Exercise instructions -> From the entries underneath, give the number of lines holding the word "search", without any other words.

[Records from a data collection]
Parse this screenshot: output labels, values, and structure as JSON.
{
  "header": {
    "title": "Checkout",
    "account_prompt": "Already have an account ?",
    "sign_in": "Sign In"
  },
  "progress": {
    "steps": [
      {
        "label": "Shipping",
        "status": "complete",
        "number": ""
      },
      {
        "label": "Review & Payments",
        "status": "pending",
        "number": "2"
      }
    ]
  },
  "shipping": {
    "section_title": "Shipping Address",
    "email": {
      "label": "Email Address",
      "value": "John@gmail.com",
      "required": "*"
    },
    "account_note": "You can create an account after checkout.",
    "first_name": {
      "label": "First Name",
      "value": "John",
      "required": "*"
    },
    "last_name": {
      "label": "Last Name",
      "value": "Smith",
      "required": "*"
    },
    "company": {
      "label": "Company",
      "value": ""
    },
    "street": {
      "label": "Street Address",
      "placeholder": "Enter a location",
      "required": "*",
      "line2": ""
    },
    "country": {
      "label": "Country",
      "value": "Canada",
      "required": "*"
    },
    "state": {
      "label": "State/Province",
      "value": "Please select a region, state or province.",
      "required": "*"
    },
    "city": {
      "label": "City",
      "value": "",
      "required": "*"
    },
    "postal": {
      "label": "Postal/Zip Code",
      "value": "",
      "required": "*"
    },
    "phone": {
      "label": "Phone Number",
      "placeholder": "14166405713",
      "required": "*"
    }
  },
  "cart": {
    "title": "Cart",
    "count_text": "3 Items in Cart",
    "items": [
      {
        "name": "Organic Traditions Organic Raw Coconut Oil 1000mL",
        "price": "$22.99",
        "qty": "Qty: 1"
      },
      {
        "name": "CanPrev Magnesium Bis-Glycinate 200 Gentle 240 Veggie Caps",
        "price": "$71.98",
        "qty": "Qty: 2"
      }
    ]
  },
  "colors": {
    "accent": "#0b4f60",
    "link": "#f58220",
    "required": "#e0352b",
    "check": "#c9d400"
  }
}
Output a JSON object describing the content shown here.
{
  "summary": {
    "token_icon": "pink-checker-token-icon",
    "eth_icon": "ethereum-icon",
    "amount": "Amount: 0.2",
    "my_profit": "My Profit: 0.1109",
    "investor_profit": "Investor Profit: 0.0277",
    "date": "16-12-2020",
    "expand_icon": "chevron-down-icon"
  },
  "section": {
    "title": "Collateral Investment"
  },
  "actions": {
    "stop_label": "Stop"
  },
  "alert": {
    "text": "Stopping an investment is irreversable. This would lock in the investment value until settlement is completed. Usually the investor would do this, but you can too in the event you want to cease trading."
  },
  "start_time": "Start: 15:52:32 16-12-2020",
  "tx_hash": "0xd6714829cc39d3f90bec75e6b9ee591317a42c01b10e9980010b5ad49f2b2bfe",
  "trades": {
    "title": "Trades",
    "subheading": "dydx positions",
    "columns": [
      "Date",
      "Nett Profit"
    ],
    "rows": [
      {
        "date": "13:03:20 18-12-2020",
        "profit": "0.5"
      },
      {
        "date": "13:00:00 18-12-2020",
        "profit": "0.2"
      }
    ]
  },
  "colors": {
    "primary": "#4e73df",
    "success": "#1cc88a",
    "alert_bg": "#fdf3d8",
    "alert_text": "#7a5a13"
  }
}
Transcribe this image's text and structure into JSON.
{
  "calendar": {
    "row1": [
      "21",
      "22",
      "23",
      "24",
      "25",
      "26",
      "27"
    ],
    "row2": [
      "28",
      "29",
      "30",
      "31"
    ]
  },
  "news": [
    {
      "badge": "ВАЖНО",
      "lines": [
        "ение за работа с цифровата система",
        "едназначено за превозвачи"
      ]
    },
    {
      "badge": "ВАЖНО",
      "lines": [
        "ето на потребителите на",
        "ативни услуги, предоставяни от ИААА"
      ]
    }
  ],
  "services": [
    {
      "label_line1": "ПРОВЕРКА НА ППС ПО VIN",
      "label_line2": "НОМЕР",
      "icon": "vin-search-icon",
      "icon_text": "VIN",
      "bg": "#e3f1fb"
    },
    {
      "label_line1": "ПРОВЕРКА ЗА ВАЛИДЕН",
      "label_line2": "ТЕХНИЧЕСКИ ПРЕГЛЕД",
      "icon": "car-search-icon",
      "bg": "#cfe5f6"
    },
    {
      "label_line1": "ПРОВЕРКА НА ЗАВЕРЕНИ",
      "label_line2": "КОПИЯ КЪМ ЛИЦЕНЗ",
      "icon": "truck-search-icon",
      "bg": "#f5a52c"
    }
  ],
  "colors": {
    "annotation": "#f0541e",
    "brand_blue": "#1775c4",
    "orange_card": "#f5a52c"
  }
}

Result below -> 3